Friday morning was always going to be a bonus, and so with the sea still pretty choppy we headed out but kept close to the island. Highlight was seeing the juvenile Sooty Tern fishing independently - with no sign of its folks - a mile or so from Ilheu da Praia. With a nice pod of Spotted Dolphins by the boat and a few Great Shearwaters soaring about, 2014's Graciosa pelagic came to an end. A very enjoyable experience made even more so by a good bunch of guys. Thanks to Stephen Dunstan for the meticulous notes taken throughout - his Birdforum thread can be found here - as with oiled hands throughout, notes for me were out of the equation.

If you are interested in doing this trip next year - most likely at the same time of year - please let me or Peter Alfrey know as with four successive trips now seeing Swinhoe's Storm-petrel (as well as phenomenal views of Monteiro's Storm-petrel), it could be busy again.

Tuesday, 26 August 2014

Azores August 2014 - update 1

Just a quick update after arriving here on the Azores on Friday evening.

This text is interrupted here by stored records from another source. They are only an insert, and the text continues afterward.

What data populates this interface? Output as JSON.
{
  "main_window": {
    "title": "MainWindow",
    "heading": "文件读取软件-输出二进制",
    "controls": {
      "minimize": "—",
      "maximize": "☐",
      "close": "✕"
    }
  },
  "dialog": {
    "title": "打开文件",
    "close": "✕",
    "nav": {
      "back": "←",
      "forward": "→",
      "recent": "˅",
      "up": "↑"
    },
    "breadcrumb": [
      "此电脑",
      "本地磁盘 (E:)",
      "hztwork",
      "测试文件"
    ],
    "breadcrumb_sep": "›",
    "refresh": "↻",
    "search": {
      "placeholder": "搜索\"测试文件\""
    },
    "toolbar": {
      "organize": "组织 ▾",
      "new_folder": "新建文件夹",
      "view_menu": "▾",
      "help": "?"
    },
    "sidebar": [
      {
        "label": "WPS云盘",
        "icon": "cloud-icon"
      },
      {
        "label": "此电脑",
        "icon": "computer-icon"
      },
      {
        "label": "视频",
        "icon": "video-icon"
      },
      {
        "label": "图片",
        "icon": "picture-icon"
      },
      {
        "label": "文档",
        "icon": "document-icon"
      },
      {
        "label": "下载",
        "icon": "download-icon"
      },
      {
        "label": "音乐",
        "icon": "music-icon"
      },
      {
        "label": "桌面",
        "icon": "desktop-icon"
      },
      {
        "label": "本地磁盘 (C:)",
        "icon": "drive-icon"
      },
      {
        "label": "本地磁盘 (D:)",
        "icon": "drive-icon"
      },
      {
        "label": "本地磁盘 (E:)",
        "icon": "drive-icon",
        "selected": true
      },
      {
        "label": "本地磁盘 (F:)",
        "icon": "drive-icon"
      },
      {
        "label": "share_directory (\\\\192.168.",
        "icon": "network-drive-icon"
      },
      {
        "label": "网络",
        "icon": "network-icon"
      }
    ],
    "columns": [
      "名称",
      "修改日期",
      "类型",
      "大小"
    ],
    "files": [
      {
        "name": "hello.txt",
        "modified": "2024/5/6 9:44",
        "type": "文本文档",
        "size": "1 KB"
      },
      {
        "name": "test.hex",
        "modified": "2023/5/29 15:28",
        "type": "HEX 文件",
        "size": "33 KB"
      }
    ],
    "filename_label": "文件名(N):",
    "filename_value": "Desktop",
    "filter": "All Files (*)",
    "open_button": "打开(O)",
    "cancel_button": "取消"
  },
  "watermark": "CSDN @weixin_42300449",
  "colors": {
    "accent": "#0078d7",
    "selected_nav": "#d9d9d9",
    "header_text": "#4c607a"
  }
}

As usual I skipped Sao Miguel and landed on Terceira. Home of the best place in the Western Palearctic for American waders. And it has delivered again, this early in the season, with two new Semipalmated Sandpipers - an adult on 23rd-24th and then a juvenile on 25th; this latter bird to my knowledge being the first juvenile American wader of autumn 2014 in the WP. Right on cue.
Short-billed Dowitcher Cabo da Praia, Terceira

adult Semipalmated Sandpiper Cabo da Praia, Terceira

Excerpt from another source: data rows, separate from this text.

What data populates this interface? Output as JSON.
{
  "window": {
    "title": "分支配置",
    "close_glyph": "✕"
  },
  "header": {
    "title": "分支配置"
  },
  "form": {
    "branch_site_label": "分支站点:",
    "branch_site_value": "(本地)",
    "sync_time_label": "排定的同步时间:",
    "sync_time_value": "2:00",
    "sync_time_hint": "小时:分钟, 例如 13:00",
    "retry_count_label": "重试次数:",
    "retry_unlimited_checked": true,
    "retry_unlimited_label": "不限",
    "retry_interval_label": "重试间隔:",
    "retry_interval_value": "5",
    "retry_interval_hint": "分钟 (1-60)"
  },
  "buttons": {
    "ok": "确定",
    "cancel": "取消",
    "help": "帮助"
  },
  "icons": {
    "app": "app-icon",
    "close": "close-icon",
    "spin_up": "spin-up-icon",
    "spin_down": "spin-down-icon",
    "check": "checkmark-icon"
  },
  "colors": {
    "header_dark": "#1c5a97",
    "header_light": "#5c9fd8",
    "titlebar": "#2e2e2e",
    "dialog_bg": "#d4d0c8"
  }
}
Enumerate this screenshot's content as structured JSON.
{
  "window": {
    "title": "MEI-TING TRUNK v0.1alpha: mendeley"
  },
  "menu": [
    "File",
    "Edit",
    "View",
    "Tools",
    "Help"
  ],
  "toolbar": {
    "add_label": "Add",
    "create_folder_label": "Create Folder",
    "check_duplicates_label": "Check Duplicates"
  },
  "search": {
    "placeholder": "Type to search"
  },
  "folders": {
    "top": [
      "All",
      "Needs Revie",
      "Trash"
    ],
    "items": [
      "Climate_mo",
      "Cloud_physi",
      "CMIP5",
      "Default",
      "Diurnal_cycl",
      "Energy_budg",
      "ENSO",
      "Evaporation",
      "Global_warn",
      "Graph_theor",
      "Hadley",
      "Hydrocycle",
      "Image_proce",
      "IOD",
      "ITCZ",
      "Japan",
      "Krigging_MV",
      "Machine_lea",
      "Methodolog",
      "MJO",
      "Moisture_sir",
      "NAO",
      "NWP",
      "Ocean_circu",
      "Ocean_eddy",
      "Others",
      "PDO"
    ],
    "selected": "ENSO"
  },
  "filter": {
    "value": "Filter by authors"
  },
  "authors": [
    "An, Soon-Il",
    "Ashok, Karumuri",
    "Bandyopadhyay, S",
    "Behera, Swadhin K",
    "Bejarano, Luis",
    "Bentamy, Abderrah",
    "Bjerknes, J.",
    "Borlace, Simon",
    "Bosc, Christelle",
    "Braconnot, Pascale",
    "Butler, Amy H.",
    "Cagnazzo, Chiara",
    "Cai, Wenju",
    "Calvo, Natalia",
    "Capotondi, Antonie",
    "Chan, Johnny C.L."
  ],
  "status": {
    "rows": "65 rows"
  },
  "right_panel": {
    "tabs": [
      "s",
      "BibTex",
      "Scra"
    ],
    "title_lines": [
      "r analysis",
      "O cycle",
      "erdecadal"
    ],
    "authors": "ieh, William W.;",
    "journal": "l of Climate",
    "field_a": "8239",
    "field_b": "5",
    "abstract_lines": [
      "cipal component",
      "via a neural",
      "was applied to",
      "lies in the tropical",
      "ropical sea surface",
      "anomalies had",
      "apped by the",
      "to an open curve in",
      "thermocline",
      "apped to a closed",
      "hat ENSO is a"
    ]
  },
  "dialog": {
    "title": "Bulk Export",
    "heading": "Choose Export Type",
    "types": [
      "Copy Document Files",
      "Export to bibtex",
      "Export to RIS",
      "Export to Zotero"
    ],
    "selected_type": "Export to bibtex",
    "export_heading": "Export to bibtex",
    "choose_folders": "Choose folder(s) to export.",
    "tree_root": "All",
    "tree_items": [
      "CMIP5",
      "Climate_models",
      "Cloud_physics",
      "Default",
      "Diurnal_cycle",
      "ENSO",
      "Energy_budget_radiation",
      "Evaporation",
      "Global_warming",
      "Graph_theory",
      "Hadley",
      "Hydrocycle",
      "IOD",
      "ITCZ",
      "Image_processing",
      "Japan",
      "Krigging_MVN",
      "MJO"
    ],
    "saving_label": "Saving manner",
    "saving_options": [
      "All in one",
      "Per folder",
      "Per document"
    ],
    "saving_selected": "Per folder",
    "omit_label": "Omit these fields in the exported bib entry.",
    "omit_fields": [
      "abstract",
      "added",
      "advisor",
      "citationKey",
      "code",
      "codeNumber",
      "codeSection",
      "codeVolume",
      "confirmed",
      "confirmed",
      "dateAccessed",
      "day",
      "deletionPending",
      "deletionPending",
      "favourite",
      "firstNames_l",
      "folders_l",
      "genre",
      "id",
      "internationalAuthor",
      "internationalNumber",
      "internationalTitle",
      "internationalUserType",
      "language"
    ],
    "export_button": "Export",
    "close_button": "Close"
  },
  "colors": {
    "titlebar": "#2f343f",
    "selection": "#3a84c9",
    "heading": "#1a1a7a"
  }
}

adult Hudsonian Whimbrel Cabo da Praia, Terceira
Add to this a few familiar faces - a Short-billed Dowitcher that turned up as a juvenile early last September, two Hudsonian Whimbrels and 2 Semipalmated Plovers - then a late August session there isn't too bad. Also a Little Stint, two Ruff, a Common Sandpiper and a Curlew Sandpiper have padded things out too.
Sowerby's Beaked Whales between Terceira and Graciosa
Got the ferry this evening from Terceira to Graciosa, and after the news of two Trindade Petrels off Faial on Saturday our hopes are quite high. A handful of Sooty Shearwaters, lots of Great Shearwaters and some jumping beaked whales - Sowerby's? - were the highlights of a pleasant crossing. Now the serious pelagics from Graciosa start tomorrow and, as has always been the case, the first task early tomorrow morning will be making the chum at the harbour.